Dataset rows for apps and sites
+++

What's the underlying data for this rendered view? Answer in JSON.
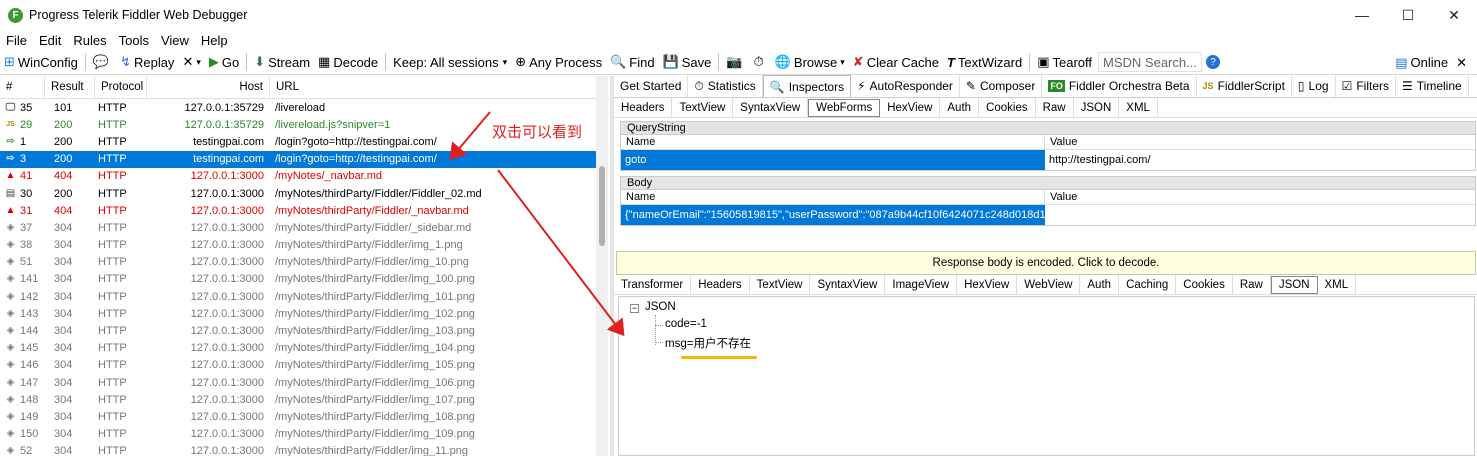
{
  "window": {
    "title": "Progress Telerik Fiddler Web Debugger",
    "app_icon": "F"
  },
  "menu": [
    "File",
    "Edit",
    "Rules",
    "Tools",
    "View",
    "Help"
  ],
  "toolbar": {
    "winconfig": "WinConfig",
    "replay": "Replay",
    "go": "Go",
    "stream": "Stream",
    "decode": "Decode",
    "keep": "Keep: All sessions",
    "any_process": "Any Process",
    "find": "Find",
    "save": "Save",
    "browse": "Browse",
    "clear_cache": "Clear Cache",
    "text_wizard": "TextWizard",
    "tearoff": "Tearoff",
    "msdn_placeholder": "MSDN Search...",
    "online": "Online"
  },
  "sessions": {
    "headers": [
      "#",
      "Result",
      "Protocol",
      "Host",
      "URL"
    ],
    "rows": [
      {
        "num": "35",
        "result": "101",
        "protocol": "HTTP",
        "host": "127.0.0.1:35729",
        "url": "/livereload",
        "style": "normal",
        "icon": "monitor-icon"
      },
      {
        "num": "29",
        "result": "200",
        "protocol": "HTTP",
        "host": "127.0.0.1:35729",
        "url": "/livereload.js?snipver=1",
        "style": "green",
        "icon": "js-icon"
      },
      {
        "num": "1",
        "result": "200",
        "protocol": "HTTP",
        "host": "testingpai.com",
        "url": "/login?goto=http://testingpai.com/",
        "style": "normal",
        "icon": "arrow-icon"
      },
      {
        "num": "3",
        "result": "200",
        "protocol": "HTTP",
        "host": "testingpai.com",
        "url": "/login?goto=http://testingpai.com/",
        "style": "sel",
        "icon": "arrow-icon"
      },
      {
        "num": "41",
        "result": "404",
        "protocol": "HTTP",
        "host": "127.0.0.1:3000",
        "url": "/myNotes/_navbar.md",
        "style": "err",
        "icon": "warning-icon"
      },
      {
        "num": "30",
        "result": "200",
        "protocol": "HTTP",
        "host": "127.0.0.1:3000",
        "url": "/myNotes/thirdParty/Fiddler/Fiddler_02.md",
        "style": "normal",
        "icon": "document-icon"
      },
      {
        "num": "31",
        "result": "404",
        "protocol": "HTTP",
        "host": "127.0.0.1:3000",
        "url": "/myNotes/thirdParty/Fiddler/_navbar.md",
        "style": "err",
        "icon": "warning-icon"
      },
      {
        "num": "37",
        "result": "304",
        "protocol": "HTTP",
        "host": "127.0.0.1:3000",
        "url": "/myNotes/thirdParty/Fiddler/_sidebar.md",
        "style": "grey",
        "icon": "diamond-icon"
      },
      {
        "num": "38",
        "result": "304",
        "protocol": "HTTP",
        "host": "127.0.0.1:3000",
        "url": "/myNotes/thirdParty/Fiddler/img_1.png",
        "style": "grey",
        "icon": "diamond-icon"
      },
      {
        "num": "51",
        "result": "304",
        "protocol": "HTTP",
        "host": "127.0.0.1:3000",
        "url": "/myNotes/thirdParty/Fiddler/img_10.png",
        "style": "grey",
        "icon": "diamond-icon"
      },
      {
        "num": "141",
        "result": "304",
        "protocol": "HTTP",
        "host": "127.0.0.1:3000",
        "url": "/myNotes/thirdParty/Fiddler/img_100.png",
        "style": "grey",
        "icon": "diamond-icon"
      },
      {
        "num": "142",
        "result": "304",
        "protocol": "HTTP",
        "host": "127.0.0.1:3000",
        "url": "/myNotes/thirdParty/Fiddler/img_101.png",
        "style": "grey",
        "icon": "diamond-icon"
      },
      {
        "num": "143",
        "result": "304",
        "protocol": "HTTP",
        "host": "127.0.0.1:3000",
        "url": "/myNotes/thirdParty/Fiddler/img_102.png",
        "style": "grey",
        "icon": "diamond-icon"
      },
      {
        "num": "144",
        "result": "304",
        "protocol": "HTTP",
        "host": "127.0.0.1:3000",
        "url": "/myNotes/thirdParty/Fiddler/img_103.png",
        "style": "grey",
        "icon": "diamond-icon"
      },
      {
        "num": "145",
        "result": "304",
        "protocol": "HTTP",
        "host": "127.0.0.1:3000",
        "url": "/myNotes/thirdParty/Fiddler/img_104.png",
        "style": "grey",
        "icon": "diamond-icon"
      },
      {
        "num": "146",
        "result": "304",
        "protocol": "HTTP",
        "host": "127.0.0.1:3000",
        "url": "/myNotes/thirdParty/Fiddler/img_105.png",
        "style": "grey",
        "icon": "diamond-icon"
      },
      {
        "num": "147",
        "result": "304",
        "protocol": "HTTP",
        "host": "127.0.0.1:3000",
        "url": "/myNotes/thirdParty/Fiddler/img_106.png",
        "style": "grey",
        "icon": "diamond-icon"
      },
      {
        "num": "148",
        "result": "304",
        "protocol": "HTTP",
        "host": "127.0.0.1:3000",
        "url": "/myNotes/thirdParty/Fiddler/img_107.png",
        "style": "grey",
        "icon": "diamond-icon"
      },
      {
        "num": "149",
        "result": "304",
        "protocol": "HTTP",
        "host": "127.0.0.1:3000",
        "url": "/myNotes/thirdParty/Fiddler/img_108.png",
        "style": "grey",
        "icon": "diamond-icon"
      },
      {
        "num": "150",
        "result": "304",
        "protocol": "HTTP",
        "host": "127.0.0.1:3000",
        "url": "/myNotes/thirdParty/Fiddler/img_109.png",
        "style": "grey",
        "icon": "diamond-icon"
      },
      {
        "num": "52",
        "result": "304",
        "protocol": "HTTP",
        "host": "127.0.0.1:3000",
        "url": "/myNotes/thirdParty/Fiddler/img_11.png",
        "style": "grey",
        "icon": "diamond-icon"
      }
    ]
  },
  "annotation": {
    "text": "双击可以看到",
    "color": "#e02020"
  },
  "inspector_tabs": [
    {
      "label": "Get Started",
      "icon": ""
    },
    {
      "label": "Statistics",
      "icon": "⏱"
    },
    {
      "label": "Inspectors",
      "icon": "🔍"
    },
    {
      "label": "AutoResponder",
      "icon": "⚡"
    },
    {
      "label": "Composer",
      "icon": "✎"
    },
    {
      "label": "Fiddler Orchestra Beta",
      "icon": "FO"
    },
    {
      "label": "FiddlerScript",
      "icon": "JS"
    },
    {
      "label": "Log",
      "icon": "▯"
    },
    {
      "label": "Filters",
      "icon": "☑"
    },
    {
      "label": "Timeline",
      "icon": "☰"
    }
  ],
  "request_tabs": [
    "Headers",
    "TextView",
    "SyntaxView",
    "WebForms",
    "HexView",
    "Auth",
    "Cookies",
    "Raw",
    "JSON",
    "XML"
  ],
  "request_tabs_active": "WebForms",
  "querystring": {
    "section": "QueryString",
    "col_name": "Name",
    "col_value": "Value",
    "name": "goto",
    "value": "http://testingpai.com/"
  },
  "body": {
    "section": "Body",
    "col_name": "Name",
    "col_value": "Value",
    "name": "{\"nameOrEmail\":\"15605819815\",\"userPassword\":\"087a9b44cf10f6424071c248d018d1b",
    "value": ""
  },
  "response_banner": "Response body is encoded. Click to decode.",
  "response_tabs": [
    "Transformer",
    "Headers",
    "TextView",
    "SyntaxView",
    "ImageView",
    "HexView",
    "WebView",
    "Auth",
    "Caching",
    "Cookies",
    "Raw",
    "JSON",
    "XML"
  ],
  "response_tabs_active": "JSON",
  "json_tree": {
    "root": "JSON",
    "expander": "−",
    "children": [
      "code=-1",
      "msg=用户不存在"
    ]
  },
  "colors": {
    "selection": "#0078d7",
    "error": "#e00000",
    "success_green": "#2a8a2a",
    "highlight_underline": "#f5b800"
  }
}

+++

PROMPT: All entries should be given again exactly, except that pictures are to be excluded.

THE COMPLETED TASK:
What's the underlying data for this rendered view? Answer in JSON.
{
  "window": {
    "title": "Progress Telerik Fiddler Web Debugger",
    "app_icon": "F"
  },
  "menu": [
    "File",
    "Edit",
    "Rules",
    "Tools",
    "View",
    "Help"
  ],
  "toolbar": {
    "winconfig": "WinConfig",
    "replay": "Replay",
    "go": "Go",
    "stream": "Stream",
    "decode": "Decode",
    "keep": "Keep: All sessions",
    "any_process": "Any Process",
    "find": "Find",
    "save": "Save",
    "browse": "Browse",
    "clear_cache": "Clear Cache",
    "text_wizard": "TextWizard",
    "tearoff": "Tearoff",
    "msdn_placeholder": "MSDN Search...",
    "online": "Online"
  },
  "sessions": {
    "headers": [
      "#",
      "Result",
      "Protocol",
      "Host",
      "URL"
    ],
    "rows": [
      {
        "num": "35",
        "result": "101",
        "protocol": "HTTP",
        "host": "127.0.0.1:35729",
        "url": "/livereload",
        "style": "normal",
        "icon": "monitor-icon"
      },
      {
        "num": "29",
        "result": "200",
        "protocol": "HTTP",
        "host": "127.0.0.1:35729",
        "url": "/livereload.js?snipver=1",
        "style": "green",
        "icon": "js-icon"
      },
      {
        "num": "1",
        "result": "200",
        "protocol": "HTTP",
        "host": "testingpai.com",
        "url": "/login?goto=http://testingpai.com/",
        "style": "normal",
        "icon": "arrow-icon"
      },
      {
        "num": "3",
        "result": "200",
        "protocol": "HTTP",
        "host": "testingpai.com",
        "url": "/login?goto=http://testingpai.com/",
        "style": "sel",
        "icon": "arrow-icon"
      },
      {
        "num": "41",
        "result": "404",
        "protocol": "HTTP",
        "host": "127.0.0.1:3000",
        "url": "/myNotes/_navbar.md",
        "style": "err",
        "icon": "warning-icon"
      },
      {
        "num": "30",
        "result": "200",
        "protocol": "HTTP",
        "host": "127.0.0.1:3000",
        "url": "/myNotes/thirdParty/Fiddler/Fiddler_02.md",
        "style": "normal",
        "icon": "document-icon"
      },
      {
        "num": "31",
        "result": "404",
        "protocol": "HTTP",
        "host": "127.0.0.1:3000",
        "url": "/myNotes/thirdParty/Fiddler/_navbar.md",
        "style": "err",
        "icon": "warning-icon"
      },
      {
        "num": "37",
        "result": "304",
        "protocol": "HTTP",
        "host": "127.0.0.1:3000",
        "url": "/myNotes/thirdParty/Fiddler/_sidebar.md",
        "style": "grey",
        "icon": "diamond-icon"
      },
      {
        "num": "38",
        "result": "304",
        "protocol": "HTTP",
        "host": "127.0.0.1:3000",
        "url": "/myNotes/thirdParty/Fiddler/img_1.png",
        "style": "grey",
        "icon": "diamond-icon"
      },
      {
        "num": "51",
        "result": "304",
        "protocol": "HTTP",
        "host": "127.0.0.1:3000",
        "url": "/myNotes/thirdParty/Fiddler/img_10.png",
        "style": "grey",
        "icon": "diamond-icon"
      },
      {
        "num": "141",
        "result": "304",
        "protocol": "HTTP",
        "host": "127.0.0.1:3000",
        "url": "/myNotes/thirdParty/Fiddler/img_100.png",
        "style": "grey",
        "icon": "diamond-icon"
      },
      {
        "num": "142",
        "result": "304",
        "protocol": "HTTP",
        "host": "127.0.0.1:3000",
        "url": "/myNotes/thirdParty/Fiddler/img_101.png",
        "style": "grey",
        "icon": "diamond-icon"
      },
      {
        "num": "143",
        "result": "304",
        "protocol": "HTTP",
        "host": "127.0.0.1:3000",
        "url": "/myNotes/thirdParty/Fiddler/img_102.png",
        "style": "grey",
        "icon": "diamond-icon"
      },
      {
        "num": "144",
        "result": "304",
        "protocol": "HTTP",
        "host": "127.0.0.1:3000",
        "url": "/myNotes/thirdParty/Fiddler/img_103.png",
        "style": "grey",
        "icon": "diamond-icon"
      },
      {
        "num": "145",
        "result": "304",
        "protocol": "HTTP",
        "host": "127.0.0.1:3000",
        "url": "/myNotes/thirdParty/Fiddler/img_104.png",
        "style": "grey",
        "icon": "diamond-icon"
      },
      {
        "num": "146",
        "result": "304",
        "protocol": "HTTP",
        "host": "127.0.0.1:3000",
        "url": "/myNotes/thirdParty/Fiddler/img_105.png",
        "style": "grey",
        "icon": "diamond-icon"
      },
      {
        "num": "147",
        "result": "304",
        "protocol": "HTTP",
        "host": "127.0.0.1:3000",
        "url": "/myNotes/thirdParty/Fiddler/img_106.png",
        "style": "grey",
        "icon": "diamond-icon"
      },
      {
        "num": "148",
        "result": "304",
        "protocol": "HTTP",
        "host": "127.0.0.1:3000",
        "url": "/myNotes/thirdParty/Fiddler/img_107.png",
        "style": "grey",
        "icon": "diamond-icon"
      },
      {
        "num": "149",
        "result": "304",
        "protocol": "HTTP",
        "host": "127.0.0.1:3000",
        "url": "/myNotes/thirdParty/Fiddler/img_108.png",
        "style": "grey",
        "icon": "diamond-icon"
      },
      {
        "num": "150",
        "result": "304",
        "protocol": "HTTP",
        "host": "127.0.0.1:3000",
        "url": "/myNotes/thirdParty/Fiddler/img_109.png",
        "style": "grey",
        "icon": "diamond-icon"
      },
      {
        "num": "52",
        "result": "304",
        "protocol": "HTTP",
        "host": "127.0.0.1:3000",
        "url": "/myNotes/thirdParty/Fiddler/img_11.png",
        "style": "grey",
        "icon": "diamond-icon"
      }
    ]
  },
  "annotation": {
    "text": "双击可以看到",
    "color": "#e02020"
  },
  "inspector_tabs": [
    {
      "label": "Get Started",
      "icon": ""
    },
    {
      "label": "Statistics",
      "icon": "⏱"
    },
    {
      "label": "Inspectors",
      "icon": "🔍"
    },
    {
      "label": "AutoResponder",
      "icon": "⚡"
    },
    {
      "label": "Composer",
      "icon": "✎"
    },
    {
      "label": "Fiddler Orchestra Beta",
      "icon": "FO"
    },
    {
      "label": "FiddlerScript",
      "icon": "JS"
    },
    {
      "label": "Log",
      "icon": "▯"
    },
    {
      "label": "Filters",
      "icon": "☑"
    },
    {
      "label": "Timeline",
      "icon": "☰"
    }
  ],
  "request_tabs": [
    "Headers",
    "TextView",
    "SyntaxView",
    "WebForms",
    "HexView",
    "Auth",
    "Cookies",
    "Raw",
    "JSON",
    "XML"
  ],
  "request_tabs_active": "WebForms",
  "querystring": {
    "section": "QueryString",
    "col_name": "Name",
    "col_value": "Value",
    "name": "goto",
    "value": "http://testingpai.com/"
  },
  "body": {
    "section": "Body",
    "col_name": "Name",
    "col_value": "Value",
    "name": "{\"nameOrEmail\":\"15605819815\",\"userPassword\":\"087a9b44cf10f6424071c248d018d1b",
    "value": ""
  },
  "response_banner": "Response body is encoded. Click to decode.",
  "response_tabs": [
    "Transformer",
    "Headers",
    "TextView",
    "SyntaxView",
    "ImageView",
    "HexView",
    "WebView",
    "Auth",
    "Caching",
    "Cookies",
    "Raw",
    "JSON",
    "XML"
  ],
  "response_tabs_active": "JSON",
  "json_tree": {
    "root": "JSON",
    "expander": "−",
    "children": [
      "code=-1",
      "msg=用户不存在"
    ]
  },
  "colors": {
    "selection": "#0078d7",
    "error": "#e00000",
    "success_green": "#2a8a2a",
    "highlight_underline": "#f5b800"
  }
}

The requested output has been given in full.